§ **Problem**
Scan the entries below and state how many lines contain "color". No other output.
*** Given records ***
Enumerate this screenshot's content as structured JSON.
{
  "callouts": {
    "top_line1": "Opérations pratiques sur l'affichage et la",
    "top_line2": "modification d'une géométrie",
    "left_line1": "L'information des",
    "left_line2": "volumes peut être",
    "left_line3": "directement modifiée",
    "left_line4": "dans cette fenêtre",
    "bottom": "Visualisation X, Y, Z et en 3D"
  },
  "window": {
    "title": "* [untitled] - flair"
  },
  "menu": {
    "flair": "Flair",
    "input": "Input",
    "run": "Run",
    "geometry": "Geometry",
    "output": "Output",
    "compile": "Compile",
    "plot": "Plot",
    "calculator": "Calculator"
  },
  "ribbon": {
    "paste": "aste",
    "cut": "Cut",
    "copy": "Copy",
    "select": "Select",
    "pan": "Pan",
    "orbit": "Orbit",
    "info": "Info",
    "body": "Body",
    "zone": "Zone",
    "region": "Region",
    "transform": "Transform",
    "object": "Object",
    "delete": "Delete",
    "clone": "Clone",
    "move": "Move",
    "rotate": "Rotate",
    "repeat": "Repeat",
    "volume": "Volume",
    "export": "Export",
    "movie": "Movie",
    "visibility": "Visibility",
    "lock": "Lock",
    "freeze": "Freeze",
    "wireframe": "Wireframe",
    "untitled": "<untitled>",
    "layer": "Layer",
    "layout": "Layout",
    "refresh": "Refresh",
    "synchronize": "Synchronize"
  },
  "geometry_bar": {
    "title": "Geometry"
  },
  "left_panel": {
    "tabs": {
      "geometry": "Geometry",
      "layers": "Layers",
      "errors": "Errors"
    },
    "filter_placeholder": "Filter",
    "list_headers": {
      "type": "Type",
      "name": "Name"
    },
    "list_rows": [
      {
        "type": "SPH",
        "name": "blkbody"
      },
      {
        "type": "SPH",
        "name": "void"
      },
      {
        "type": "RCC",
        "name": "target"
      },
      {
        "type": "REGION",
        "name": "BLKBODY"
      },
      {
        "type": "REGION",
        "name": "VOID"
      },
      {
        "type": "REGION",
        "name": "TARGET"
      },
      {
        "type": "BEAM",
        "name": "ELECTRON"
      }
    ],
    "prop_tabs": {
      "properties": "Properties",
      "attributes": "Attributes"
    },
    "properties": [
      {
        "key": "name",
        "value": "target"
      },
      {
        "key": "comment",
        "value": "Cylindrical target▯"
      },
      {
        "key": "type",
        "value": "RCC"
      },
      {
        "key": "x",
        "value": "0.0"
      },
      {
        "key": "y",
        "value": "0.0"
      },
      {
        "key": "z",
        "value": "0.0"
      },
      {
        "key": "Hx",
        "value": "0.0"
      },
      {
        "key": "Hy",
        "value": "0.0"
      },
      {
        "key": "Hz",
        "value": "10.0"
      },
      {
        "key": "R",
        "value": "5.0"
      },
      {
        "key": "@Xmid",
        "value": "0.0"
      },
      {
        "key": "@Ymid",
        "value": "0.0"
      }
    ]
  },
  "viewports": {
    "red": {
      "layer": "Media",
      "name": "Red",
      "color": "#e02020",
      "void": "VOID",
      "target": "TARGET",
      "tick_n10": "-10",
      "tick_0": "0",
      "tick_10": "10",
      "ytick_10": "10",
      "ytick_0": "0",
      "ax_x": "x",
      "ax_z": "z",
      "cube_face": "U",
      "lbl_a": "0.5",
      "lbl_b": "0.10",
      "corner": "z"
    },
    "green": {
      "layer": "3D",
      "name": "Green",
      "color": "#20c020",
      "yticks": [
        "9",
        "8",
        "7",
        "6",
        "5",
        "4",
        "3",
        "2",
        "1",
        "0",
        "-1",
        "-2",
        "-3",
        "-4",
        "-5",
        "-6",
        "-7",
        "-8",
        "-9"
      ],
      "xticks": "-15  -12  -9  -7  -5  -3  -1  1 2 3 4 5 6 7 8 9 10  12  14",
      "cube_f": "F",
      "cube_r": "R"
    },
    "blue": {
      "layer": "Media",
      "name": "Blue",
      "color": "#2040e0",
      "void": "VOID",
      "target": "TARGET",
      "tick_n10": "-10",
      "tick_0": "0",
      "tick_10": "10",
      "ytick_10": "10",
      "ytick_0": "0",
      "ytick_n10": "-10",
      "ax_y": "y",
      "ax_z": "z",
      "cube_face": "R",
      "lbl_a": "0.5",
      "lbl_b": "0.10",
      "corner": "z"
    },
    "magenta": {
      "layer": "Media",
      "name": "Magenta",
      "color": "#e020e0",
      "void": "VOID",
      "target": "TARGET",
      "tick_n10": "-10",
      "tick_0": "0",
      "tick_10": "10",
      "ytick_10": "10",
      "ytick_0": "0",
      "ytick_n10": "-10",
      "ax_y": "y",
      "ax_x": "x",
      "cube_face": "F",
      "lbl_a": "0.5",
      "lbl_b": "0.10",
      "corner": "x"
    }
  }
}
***
§ **Answer space**
4